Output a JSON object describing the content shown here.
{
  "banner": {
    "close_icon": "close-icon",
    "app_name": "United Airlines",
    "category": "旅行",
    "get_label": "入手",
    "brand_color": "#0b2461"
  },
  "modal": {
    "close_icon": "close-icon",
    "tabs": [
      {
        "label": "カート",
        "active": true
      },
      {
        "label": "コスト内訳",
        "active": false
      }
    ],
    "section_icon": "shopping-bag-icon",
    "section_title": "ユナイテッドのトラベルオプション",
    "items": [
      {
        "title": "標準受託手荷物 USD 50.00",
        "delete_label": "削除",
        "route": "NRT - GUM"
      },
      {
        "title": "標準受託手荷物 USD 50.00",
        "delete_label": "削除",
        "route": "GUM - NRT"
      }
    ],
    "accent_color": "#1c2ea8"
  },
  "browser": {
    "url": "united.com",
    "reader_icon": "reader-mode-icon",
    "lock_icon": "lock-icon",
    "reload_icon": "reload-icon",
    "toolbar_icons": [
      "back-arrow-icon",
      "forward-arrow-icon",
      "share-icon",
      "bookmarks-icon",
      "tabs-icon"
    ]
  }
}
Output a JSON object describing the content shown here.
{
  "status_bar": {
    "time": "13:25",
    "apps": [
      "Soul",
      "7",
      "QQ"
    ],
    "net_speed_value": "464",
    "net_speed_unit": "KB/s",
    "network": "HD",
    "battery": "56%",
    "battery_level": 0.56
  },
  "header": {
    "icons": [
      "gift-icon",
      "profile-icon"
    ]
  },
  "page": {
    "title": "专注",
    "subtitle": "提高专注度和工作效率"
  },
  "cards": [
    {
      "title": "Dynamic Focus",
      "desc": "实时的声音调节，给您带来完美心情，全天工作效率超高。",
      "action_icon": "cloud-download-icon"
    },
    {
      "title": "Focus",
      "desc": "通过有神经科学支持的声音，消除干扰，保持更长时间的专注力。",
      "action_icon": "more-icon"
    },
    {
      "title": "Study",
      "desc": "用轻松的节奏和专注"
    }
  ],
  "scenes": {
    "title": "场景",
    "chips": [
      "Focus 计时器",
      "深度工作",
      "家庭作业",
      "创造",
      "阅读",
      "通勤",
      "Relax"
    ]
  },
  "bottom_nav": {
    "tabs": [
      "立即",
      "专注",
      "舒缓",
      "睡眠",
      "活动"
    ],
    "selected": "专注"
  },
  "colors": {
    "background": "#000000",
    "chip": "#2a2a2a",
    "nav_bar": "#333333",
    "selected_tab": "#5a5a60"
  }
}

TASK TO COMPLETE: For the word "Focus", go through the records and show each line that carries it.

YOUR SOLUTION:
      "title": "Dynamic Focus",
      "title": "Focus",
      "Focus 计时器",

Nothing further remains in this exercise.